Page and application data records:
================================
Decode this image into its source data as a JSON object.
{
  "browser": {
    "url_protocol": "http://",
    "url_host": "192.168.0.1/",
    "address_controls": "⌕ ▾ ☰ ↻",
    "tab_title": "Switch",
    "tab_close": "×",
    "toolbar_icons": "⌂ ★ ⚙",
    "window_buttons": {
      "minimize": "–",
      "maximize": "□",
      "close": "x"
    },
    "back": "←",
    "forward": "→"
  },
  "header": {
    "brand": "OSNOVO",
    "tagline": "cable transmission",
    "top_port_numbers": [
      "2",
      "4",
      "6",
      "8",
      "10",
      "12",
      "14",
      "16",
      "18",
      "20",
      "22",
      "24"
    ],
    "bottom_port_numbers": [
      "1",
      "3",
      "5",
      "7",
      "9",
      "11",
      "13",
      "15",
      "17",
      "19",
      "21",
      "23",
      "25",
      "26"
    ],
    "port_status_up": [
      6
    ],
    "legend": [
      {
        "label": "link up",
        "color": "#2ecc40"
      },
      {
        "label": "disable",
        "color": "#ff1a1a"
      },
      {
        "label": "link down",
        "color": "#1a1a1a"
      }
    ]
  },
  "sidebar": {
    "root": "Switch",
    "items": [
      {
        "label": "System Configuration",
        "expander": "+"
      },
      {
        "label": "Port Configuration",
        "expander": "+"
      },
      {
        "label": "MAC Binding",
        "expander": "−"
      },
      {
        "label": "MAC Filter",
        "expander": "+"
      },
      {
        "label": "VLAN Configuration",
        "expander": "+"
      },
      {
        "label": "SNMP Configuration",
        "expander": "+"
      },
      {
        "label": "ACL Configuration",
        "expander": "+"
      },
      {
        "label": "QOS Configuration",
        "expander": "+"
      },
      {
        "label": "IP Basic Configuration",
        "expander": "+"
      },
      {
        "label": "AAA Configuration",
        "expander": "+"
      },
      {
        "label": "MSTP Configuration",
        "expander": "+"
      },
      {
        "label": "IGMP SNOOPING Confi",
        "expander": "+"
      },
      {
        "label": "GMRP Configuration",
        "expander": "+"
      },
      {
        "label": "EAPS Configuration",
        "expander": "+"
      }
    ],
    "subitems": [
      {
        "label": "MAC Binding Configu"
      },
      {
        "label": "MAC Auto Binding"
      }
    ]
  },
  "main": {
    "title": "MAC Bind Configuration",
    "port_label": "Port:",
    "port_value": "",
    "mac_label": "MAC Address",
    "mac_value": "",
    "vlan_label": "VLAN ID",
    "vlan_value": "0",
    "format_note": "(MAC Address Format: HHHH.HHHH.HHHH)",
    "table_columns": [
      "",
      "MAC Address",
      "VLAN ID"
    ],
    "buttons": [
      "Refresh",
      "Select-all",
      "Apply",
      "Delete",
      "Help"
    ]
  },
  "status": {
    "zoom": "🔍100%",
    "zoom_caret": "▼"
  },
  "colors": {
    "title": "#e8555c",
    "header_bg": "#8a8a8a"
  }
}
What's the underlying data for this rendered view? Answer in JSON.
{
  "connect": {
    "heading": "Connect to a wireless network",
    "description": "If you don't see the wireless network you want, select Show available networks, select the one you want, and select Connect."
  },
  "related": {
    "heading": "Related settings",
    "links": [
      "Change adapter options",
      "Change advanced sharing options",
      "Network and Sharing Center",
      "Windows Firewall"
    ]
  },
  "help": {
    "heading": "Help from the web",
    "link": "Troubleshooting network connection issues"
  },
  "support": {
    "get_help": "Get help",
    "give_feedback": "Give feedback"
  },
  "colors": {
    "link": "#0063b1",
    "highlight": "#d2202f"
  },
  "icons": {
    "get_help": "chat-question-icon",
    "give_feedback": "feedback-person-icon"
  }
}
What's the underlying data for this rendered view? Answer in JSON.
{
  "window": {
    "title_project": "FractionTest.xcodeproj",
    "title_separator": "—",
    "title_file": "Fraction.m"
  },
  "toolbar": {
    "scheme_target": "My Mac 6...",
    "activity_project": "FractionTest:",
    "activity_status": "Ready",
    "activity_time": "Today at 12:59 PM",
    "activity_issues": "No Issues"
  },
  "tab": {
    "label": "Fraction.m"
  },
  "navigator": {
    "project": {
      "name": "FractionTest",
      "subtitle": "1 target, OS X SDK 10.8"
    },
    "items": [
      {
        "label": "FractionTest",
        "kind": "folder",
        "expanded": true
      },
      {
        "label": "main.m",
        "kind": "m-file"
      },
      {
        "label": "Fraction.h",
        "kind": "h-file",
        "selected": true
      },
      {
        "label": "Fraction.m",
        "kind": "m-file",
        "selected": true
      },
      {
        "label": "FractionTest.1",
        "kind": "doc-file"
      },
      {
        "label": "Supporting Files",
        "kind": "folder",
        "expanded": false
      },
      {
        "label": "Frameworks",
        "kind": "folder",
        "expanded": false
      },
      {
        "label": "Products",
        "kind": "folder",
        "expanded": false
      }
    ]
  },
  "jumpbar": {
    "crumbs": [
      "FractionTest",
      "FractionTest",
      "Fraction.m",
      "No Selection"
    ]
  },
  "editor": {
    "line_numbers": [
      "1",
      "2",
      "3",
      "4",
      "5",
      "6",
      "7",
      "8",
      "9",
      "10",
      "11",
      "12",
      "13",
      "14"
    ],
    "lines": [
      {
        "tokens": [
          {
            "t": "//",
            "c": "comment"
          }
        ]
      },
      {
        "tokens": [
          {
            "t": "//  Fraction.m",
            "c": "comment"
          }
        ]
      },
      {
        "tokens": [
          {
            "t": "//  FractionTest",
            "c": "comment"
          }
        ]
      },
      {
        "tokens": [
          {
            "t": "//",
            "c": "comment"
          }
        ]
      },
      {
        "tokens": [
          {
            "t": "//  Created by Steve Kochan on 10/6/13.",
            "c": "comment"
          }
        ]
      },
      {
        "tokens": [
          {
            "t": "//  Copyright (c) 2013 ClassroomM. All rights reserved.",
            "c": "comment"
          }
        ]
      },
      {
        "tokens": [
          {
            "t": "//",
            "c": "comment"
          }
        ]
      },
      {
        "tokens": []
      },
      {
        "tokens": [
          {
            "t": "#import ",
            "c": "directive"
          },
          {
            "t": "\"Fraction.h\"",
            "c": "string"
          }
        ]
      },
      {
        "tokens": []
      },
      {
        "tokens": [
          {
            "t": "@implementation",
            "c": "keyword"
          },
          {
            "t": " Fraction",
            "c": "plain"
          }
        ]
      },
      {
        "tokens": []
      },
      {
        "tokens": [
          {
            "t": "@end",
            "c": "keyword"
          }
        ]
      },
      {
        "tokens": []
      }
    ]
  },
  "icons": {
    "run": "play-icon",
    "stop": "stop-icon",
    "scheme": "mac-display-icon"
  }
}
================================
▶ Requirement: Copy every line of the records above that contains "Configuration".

▶ Response area:
        "label": "System Configuration",
        "label": "Port Configuration",
        "label": "VLAN Configuration",
        "label": "SNMP Configuration",
        "label": "ACL Configuration",
        "label": "QOS Configuration",
        "label": "IP Basic Configuration",
        "label": "AAA Configuration",
        "label": "MSTP Configuration",
        "label": "GMRP Configuration",
        "label": "EAPS Configuration",
    "title": "MAC Bind Configuration",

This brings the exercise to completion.